CSYE participants, who often have limited access to formal music instruction, are introduced to playing in an ensemble and are coached by Charlotte Symphony Orchestra musicians.
A tuition fee is required to join but financial aid can cover up to 95% of the cost.
Aram Kim Bryan, vice president of learning and community engagement, told QCity Metro the aid offered decreases financial barriers which bridges the gap between affordability and accessibility.
Charlotte Symphony President and CEO David Fisk shared that Project Harmony, Charlotte Symphony’s afterschool music program that provides free instruments and instruction to Title I schools, is another pathway to each of its youth orchestras.
“We want to make sure that we are being as welcoming and accessible as possible,” Fisk said. “We are really keen to make sure that music is given the chance to be well supported.”
Becoming more inclusive
Discussion surrounding the creation of a youth ensemble began in the spring of 2021 after the Charlotte Symphony, Kim Bryan said, wanted to make its orchestra more inclusive.
The organization partnered with First Baptist Church West who were interested in establishing a music program with the Charlotte Symphony.
Charlotte Symphony Youth Ensemble practicing with conductor, Eric Thompson III. Photo: Charlotte Symphony
Originally, the youth ensemble was supposed to begin in the fall of 2021 but COVID pushed its start date to 2022.
Since then, about 40 children have joined the Charlotte Symphony Youth Ensemble.
Eric Thompson III, conductor of the CSYE, noted his favorite part of this role is being able to encourage children who tend to become discouraged.
Although the youth ensemble is still in its infancy, he believes this program will be a stepping stone to elevating children to the Charlotte Symphony Youth Philharmonic (CSYP), an intermediate skill level orchestra.
A ‘student first’ program
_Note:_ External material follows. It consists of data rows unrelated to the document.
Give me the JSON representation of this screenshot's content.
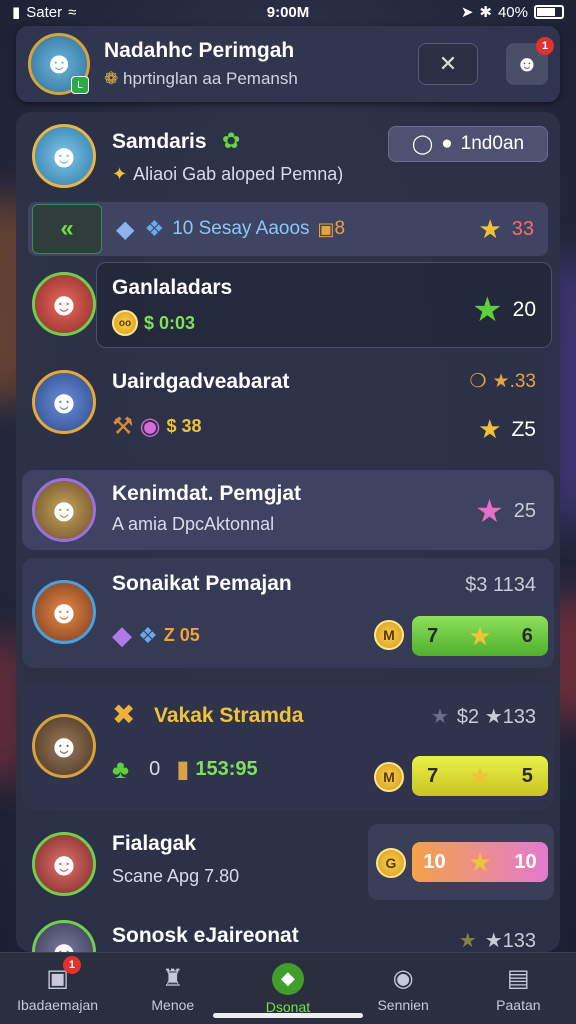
{
  "status": {
    "carrier": "Sater",
    "time": "9:00M",
    "battery": "40%"
  },
  "header": {
    "title": "Nadahhc Perimgah",
    "subtitle": "hprtinglan aa Pemansh",
    "close_icon": "close-icon",
    "profile_badge": "1"
  },
  "rows": [
    {
      "name": "Samdaris",
      "sub": "Aliaoi Gab aloped Pemna)",
      "action": "1nd0an",
      "bar_text": "10 Sesay Aaoos",
      "bar_extra": "8",
      "score": "33"
    },
    {
      "name": "Ganlaladars",
      "sub": "$ 0:03",
      "score": "20"
    },
    {
      "name": "Uairdgadveabarat",
      "sub": "$ 38",
      "top_score": "★.33",
      "score": "Z5"
    },
    {
      "name": "Kenimdat. Pemgjat",
      "sub": "A amia DpcAktonnal",
      "score": "25"
    },
    {
      "name": "Sonaikat Pemajan",
      "sub": "Z 05",
      "top_score": "$3 1134",
      "coin": "M",
      "pill": [
        "7",
        "6"
      ]
    },
    {
      "name": "Vakak Stramda",
      "sub_a": "0",
      "sub_b": "153:95",
      "top_score": "$2 ★133",
      "coin": "M",
      "pill": [
        "7",
        "5"
      ]
    },
    {
      "name": "Fialagak",
      "sub": "Scane Apg 7.80",
      "coin": "G",
      "pill": [
        "10",
        "10"
      ]
    },
    {
      "name": "Sonosk eJaireonat",
      "top_score": "★133"
    }
  ],
  "nav": [
    {
      "label": "Ibadaemajan",
      "icon": "lock-icon",
      "badge": "1"
    },
    {
      "label": "Menoe",
      "icon": "tower-icon"
    },
    {
      "label": "Dsonat",
      "icon": "gem-icon"
    },
    {
      "label": "Sennien",
      "icon": "camera-icon"
    },
    {
      "label": "Paatan",
      "icon": "box-icon"
    }
  ]
}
Jose Vargas, father of 10 year old Mia Vargas who plays the clarinet, transitioned from Project Harmony – the afterschool program – to the youth ensemble.
At Music & Arts, a rental instrument and repair store in south Charlotte, a student series clarinet begins at $269 and can cost as much as $2,000.
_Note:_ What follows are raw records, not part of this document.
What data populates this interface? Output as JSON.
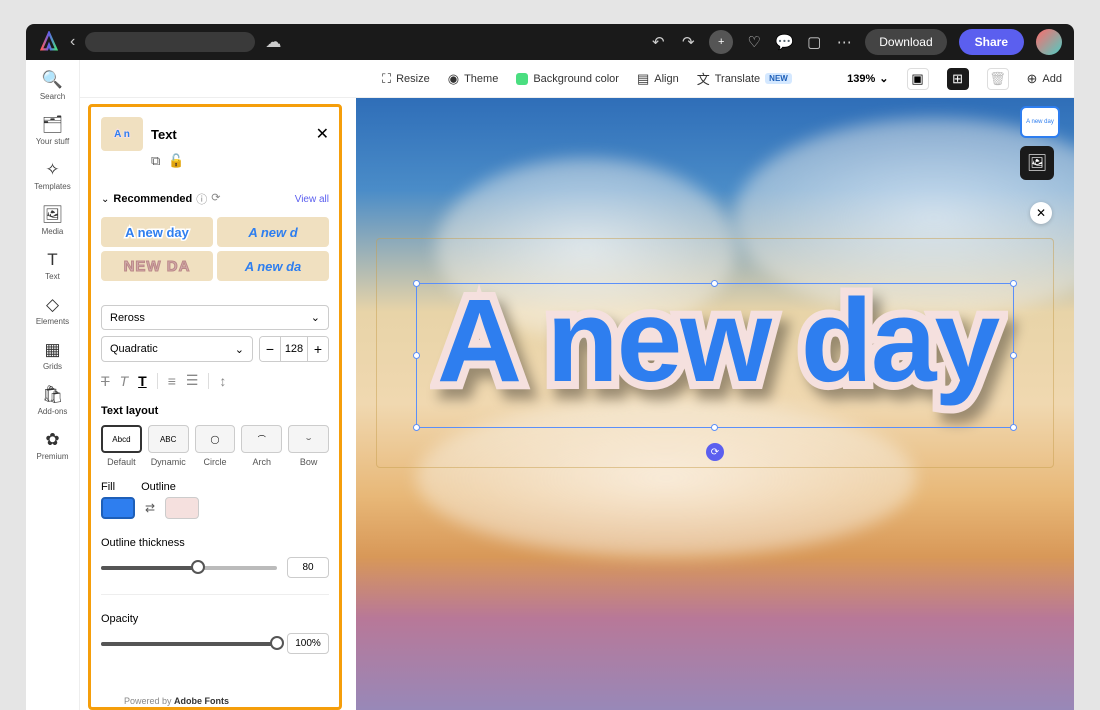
{
  "topbar": {
    "download": "Download",
    "share": "Share"
  },
  "rail": {
    "search": "Search",
    "your_stuff": "Your stuff",
    "templates": "Templates",
    "media": "Media",
    "text": "Text",
    "elements": "Elements",
    "grids": "Grids",
    "addons": "Add-ons",
    "premium": "Premium"
  },
  "toolbar": {
    "resize": "Resize",
    "theme": "Theme",
    "bgcolor": "Background color",
    "align": "Align",
    "translate": "Translate",
    "translate_badge": "NEW",
    "zoom": "139%",
    "add": "Add"
  },
  "panel": {
    "title": "Text",
    "thumb_text": "A n",
    "recommended": "Recommended",
    "view_all": "View all",
    "rec_items": [
      "A new day",
      "A new d",
      "NEW DA",
      "A new da"
    ],
    "font": "Reross",
    "style": "Quadratic",
    "size": "128",
    "text_layout_label": "Text layout",
    "layouts": [
      "Default",
      "Dynamic",
      "Circle",
      "Arch",
      "Bow"
    ],
    "layout_glyphs": [
      "Abcd",
      "ABC",
      "◯",
      "⌒",
      "⌣"
    ],
    "fill_label": "Fill",
    "outline_label": "Outline",
    "fill_color": "#2e7eef",
    "outline_color": "#f5e0de",
    "outline_thickness_label": "Outline thickness",
    "outline_thickness": "80",
    "opacity_label": "Opacity",
    "opacity": "100%"
  },
  "canvas": {
    "text": "A new day",
    "thumb_text": "A new day"
  },
  "footer": {
    "powered": "Powered by ",
    "adobe": "Adobe Fonts"
  }
}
For Vargas, the youth ensemble has been helpful in making instrument rentals more affordable.
“They’re so flexible in the way they look out for the student first, and then we kind of figure things out along the way,” Vargas said.
The youth ensemble has also provided his daughter with an opportunity to be exposed to more of Charlotte’s music culture, noting that he did not have the same opportunity growing up.
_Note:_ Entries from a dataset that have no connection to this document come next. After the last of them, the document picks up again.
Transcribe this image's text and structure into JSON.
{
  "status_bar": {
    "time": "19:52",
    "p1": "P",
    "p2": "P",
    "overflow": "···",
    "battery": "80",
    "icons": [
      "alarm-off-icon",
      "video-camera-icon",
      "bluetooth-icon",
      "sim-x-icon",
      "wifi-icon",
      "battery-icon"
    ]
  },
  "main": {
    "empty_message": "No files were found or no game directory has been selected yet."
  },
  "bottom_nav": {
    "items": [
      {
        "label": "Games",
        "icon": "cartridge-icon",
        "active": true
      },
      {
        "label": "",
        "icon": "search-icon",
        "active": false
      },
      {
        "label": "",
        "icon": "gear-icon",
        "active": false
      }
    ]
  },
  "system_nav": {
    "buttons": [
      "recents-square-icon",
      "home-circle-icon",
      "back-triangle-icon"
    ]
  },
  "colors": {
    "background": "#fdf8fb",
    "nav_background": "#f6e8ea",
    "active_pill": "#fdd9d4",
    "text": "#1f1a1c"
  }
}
“I think about one event we went to at [Truist Field] and it was a concert and fireworks,” Vargas said. “My daughter was ecstatic about it. She was like ‘oh that’s so and so and pointing them out.”
Beyond the music
Justin Bilancia, father of Eden, 10, and Nala Gourdet-Bilancia, 8, feels that this program has not only molded the musical skills of his children but has provided them with role models.
Additionally, he said he and his wife want to continue to advocate for the skills they are gaining from music such as critical thinking and complex thought that translate to art, math and english.
“It’s wonderful to watch your children be at a full professional symphony,” Bilancia told QCity Metro.
“When I was growing up, the concept of sitting through a symphony was something that my parents would never dream we would do. I don’t have to encourage [Eden and Nala] to sit through it. They’re already connected to it.”
Additionally, Bilancia’s daughters have examples to follow when they watch the other orchestras perform, which to Bilancia, is paramount.
Moving forward, the Charlotte Symphony will continue to expand its collaborations so that it can reach new audiences.
“We believe that our best work is often done only by working with others,” Fisk said. “I think taking the symphony out into the community is a very important complement to what we are doing in trying to welcome folks into our values.”